Friday, February 05, 2016

Quote For the Day

“Some people don’t want to see GE (genetically engineered) anything. It’s an emotional response. It’s hard to reason people out of a decision they didn’t reason themselves into.”

-- entomologist Raymond St. Leger, distinguished university professor at the University of Maryland

From a Yale e360 article about genetically modifying mosquitos.

Wednesday, February 03, 2016

Those Arbitrary Changes to UAH's Model

Am I really the only one who is stunned by what Roy Spencer wrote on his blog yesterday?
"We had been concerned that the LT temperature trends over land were too warm compared to the ocean. One hint that something might be wrong was that the trends over very high elevation portions of the Greenland ice sheet and the Himalayas were much colder than the surrounding regions (see Fig. 4 here). Another was discontinuities in the trend patterns between land and ocean, especially in the tropics.

"We determined this is most likely due to a residual mismatch between the MSU channel 2 weighting function altitude on the early satellites versus the AMSU channel 5 weighting function altitude on the later satellites. We already knew AMSU5 peaks lower than MSU2, and had chosen Earth incidence angles in each to get a match based upon theory. But apparently the theory has some error, which we find equates to about 150 meters in altitude.

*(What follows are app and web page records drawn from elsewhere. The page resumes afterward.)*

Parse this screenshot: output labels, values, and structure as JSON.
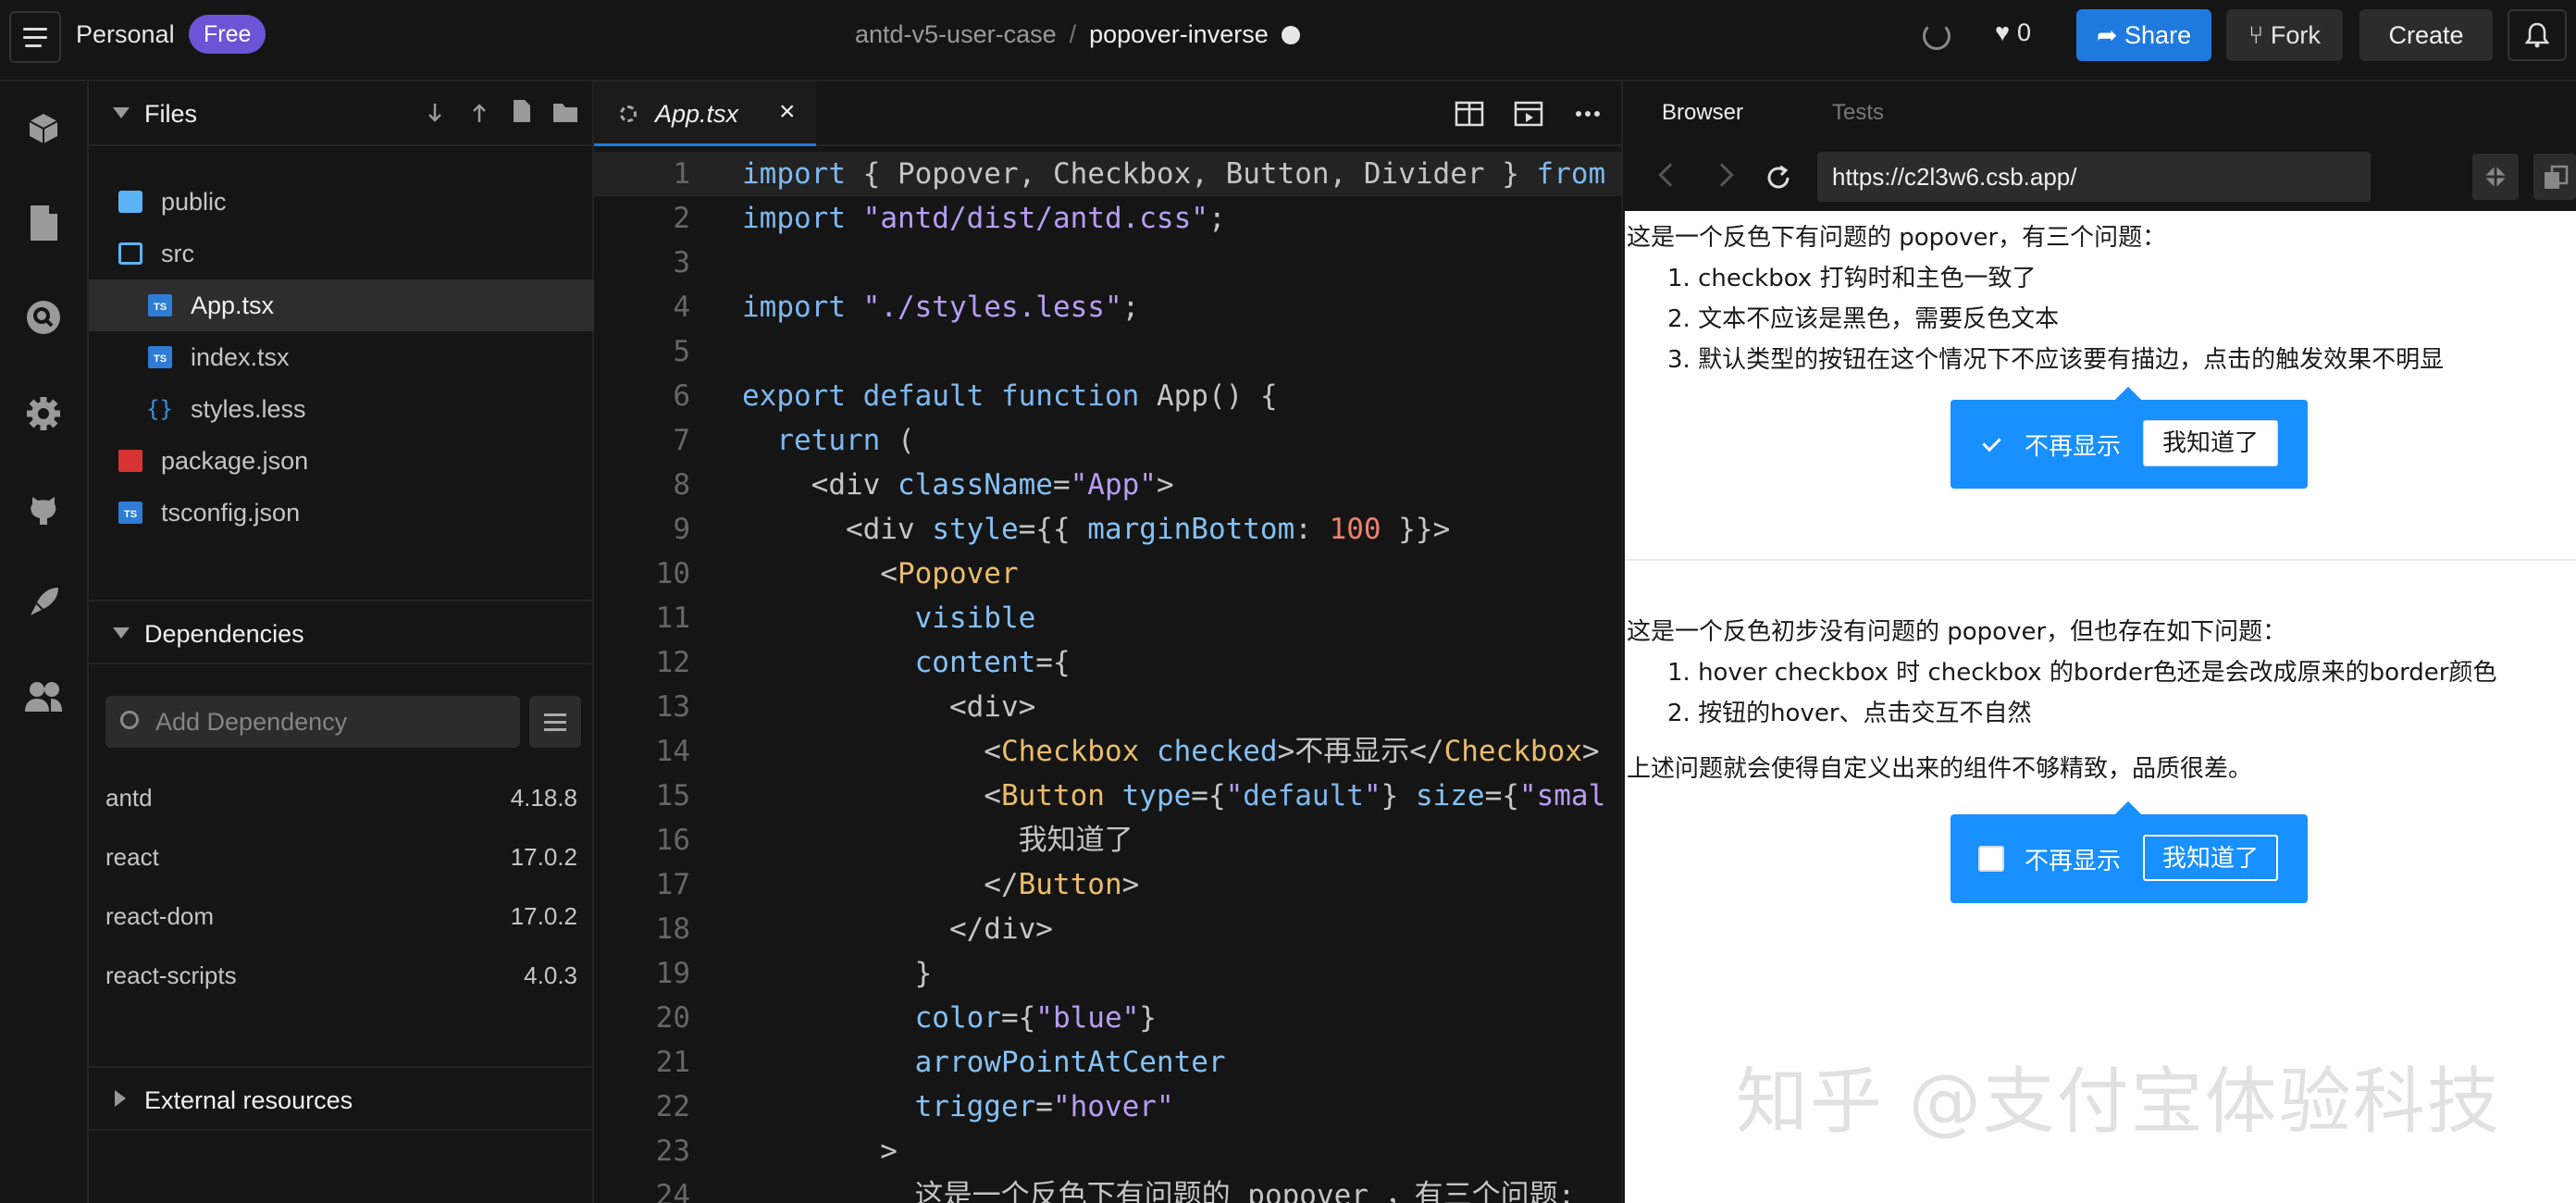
{
  "topbar": {
    "workspace": "Personal",
    "plan": "Free",
    "project": "antd-v5-user-case",
    "sandbox": "popover-inverse",
    "likes": "0",
    "share": "Share",
    "fork": "Fork",
    "create": "Create"
  },
  "files": {
    "header": "Files",
    "items": [
      {
        "name": "public",
        "icon": "folder-icon"
      },
      {
        "name": "src",
        "icon": "folder-open-icon"
      },
      {
        "name": "App.tsx",
        "icon": "typescript-file-icon"
      },
      {
        "name": "index.tsx",
        "icon": "typescript-file-icon"
      },
      {
        "name": "styles.less",
        "icon": "less-file-icon"
      },
      {
        "name": "package.json",
        "icon": "npm-icon"
      },
      {
        "name": "tsconfig.json",
        "icon": "typescript-file-icon"
      }
    ]
  },
  "dependencies": {
    "header": "Dependencies",
    "placeholder": "Add Dependency",
    "items": [
      {
        "name": "antd",
        "version": "4.18.8"
      },
      {
        "name": "react",
        "version": "17.0.2"
      },
      {
        "name": "react-dom",
        "version": "17.0.2"
      },
      {
        "name": "react-scripts",
        "version": "4.0.3"
      }
    ]
  },
  "external": {
    "header": "External resources"
  },
  "editor": {
    "tab": "App.tsx",
    "close": "×",
    "lines": [
      "import { Popover, Checkbox, Button, Divider } from",
      "import \"antd/dist/antd.css\";",
      "",
      "import \"./styles.less\";",
      "",
      "export default function App() {",
      "  return (",
      "    <div className=\"App\">",
      "      <div style={{ marginBottom: 100 }}>",
      "        <Popover",
      "          visible",
      "          content={",
      "            <div>",
      "              <Checkbox checked>不再显示</Checkbox>",
      "              <Button type={\"default\"} size={\"smal",
      "                我知道了",
      "              </Button>",
      "            </div>",
      "          }",
      "          color={\"blue\"}",
      "          arrowPointAtCenter",
      "          trigger=\"hover\"",
      "        >",
      "          这是一个反色下有问题的 popover ，有三个问题:"
    ]
  },
  "browser": {
    "tab_browser": "Browser",
    "tab_tests": "Tests",
    "url": "https://c2l3w6.csb.app/"
  },
  "preview": {
    "case1_intro": "这是一个反色下有问题的 popover，有三个问题：",
    "case1_items": [
      "1. checkbox 打钩时和主色一致了",
      "2. 文本不应该是黑色，需要反色文本",
      "3. 默认类型的按钮在这个情况下不应该要有描边，点击的触发效果不明显"
    ],
    "case2_intro": "这是一个反色初步没有问题的 popover，但也存在如下问题：",
    "case2_items": [
      "1. hover checkbox 时 checkbox 的border色还是会改成原来的border颜色",
      "2. 按钮的hover、点击交互不自然"
    ],
    "case2_note": "上述问题就会使得自定义出来的组件不够精致，品质很差。",
    "checkbox_label": "不再显示",
    "button_label": "我知道了"
  },
  "watermark": "知乎 @支付宝体验科技",
  "colors": {
    "accent": "#1f7ae0",
    "popover_blue": "#1890ff",
    "plan_badge": "#6b55d6"
  }
}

This was enough to cause the issues we see….land too warm at low elevations, too cold for elevated ice surfaces.

“We therefore changed the AMSU5 reference Earth incidence angle (from 35.0 to 38.3 deg.) so that the trends over Greenland and the Himalayas were in much better agreement with the surrounding areas.”
(Emphasis mine.) Changing model parameters by hand to eyeball it towards a predetermined goal? What the hell....?

Landslides and Debris Flows

Some impressive videos, via AGU:

Tuesday, February 02, 2016

Earth’s energy imbalance | Climate Lab Book

Good reading:

The Ted Cruz Pause is On Life Support

The UAH anomaly for the lower troposphere for January is +0.54°C.

While this is greater than the threshold I gave a few weeks ago, where there would be no cherry picked starting point that would give a negative slope to the present, there were sufficient adjustments on the cool side to prevent that from happening.

In the coming days there will be some adjustments to the data before the latest 13 months that Roy Spencer gives on his post, but for now there is one and only one month which, if chosen as the starting point, gives a negative linear slope to January 2016: December 1997 (18.1 years ago), for which the slope is

and the R2 is a whopping 4.0e-11.

UAH made more adjustments to their version 6.0beta4. It's a good example of the complexity of their model, and of the open parameters they have to play with. Roy Spencer writes:
We determined this is most likely due to a residual mismatch between the MSU channel 2 weighting function altitude on the early satellites versus the AMSU channel 5 weighting function altitude on the later satellites. We already knew AMSU5 peaks lower than MSU2, and had chosen Earth incidence angles in each to get a match based upon theory. But apparently the theory has some error, which we find equates to about 150 meters in altitude. This was enough to cause the issues we see….land too warm at low elevations, too cold for elevated ice surfaces.

We therefore changed the AMSU5 reference Earth incidence angle (from 35.0 to 38.3 deg.) so that the trends over Greenland and the Himalayas were in much better agreement with the surrounding areas. We also find that the resulting LT trends over the U.S. and Australia are in better agreement with other sources of data.

The net result is to generally cool the land trends and warm the ocean trends. The global trends have almost no change from beta4; the change mostly affects how the average trend in 2.5 deg. latitude bands is ‘apportioned’ between land and ocean.